When I first heard the call of online learning in the 1980s, I was then a professor of English with a full load of undergraduate teaching and a large primary research program in late 19th and early 20th Century literature and history.

I left academia (physically) in 1985 to design corporate computer-based training. My move was fueled by conviction that personal computing is the first golden key to learning in our era. The Internet is the second. Mobility is the third.

As a humanist rather than technologist, I believe these keys do more than repair institutional deficiencies in education. They are revolutionary. They cut the path to self-instruction, improvement and empowerment that are my pedagogical ideals.

I founded Becker Multimedia ten years into my e-learning career. By serving a wide variety of organizations and industries across the United States, I have deepened my appreciation of e-learning's potential. It can be phenomenal.

But it isn't always. Packaging self-paced instruction in slide decks breaks the promise of e-learning. Every time. The drawbacks of lecture - predictable narrative, superficial interaction, shallow aesthetics - rush in the door as the qualities of e-learning fly out the window.

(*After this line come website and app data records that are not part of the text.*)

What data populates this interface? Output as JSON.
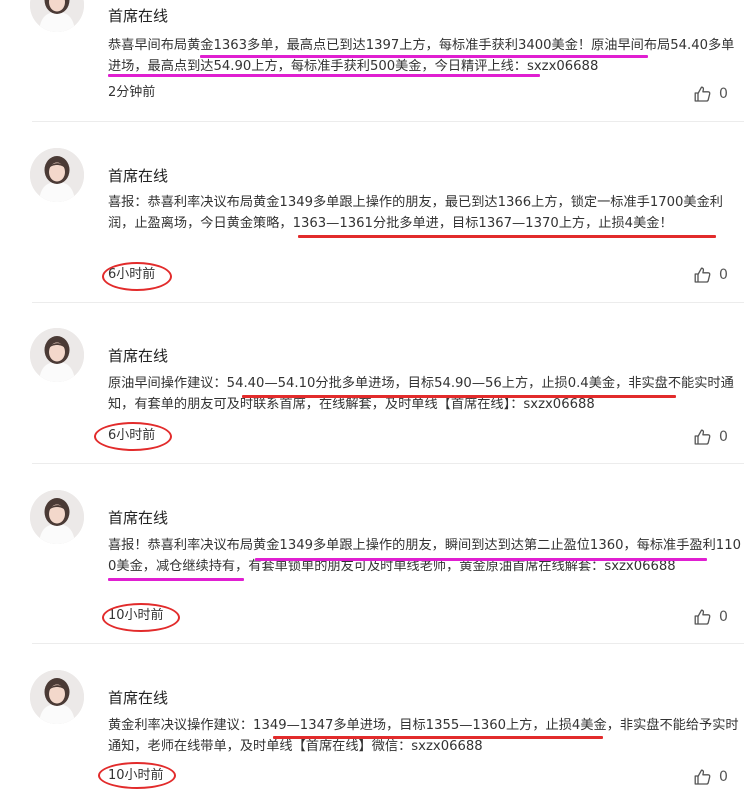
{
  "colors": {
    "underline_red": "#e22b2b",
    "underline_magenta": "#e01fd1",
    "text": "#333333"
  },
  "icons": {
    "avatar": "avatar-photo",
    "like": "thumbs-up-icon"
  },
  "posts": [
    {
      "author": "首席在线",
      "content": "恭喜早间布局黄金1363多单，最高点已到达1397上方，每标准手获利3400美金！原油早间布局54.40多单进场，最高点到达54.90上方，每标准手获利500美金，今日精评上线：sxzx06688",
      "time": "2分钟前",
      "likes": "0"
    },
    {
      "author": "首席在线",
      "content": "喜报：恭喜利率决议布局黄金1349多单跟上操作的朋友，最已到达1366上方，锁定一标准手1700美金利润，止盈离场，今日黄金策略，1363—1361分批多单进，目标1367—1370上方，止损4美金！",
      "time": "6小时前",
      "likes": "0"
    },
    {
      "author": "首席在线",
      "content": "原油早间操作建议：54.40—54.10分批多单进场，目标54.90—56上方，止损0.4美金，非实盘不能实时通知，有套单的朋友可及时联系首席，在线解套，及时单线【首席在线】：sxzx06688",
      "time": "6小时前",
      "likes": "0"
    },
    {
      "author": "首席在线",
      "content": "喜报！恭喜利率决议布局黄金1349多单跟上操作的朋友，瞬间到达到达第二止盈位1360，每标准手盈利1100美金，减仓继续持有，有套单锁单的朋友可及时单线老师，黄金原油首席在线解套：sxzx06688",
      "time": "10小时前",
      "likes": "0"
    },
    {
      "author": "首席在线",
      "content": "黄金利率决议操作建议：1349—1347多单进场，目标1355—1360上方，止损4美金，非实盘不能给予实时通知，老师在线带单，及时单线【首席在线】微信：sxzx06688",
      "time": "10小时前",
      "likes": "0"
    }
  ]
}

Serious games, simulations and immersive e-learning are my passions because they work. They fulfill the promise of online learning across all dimensions of value. That is what experience has taught me..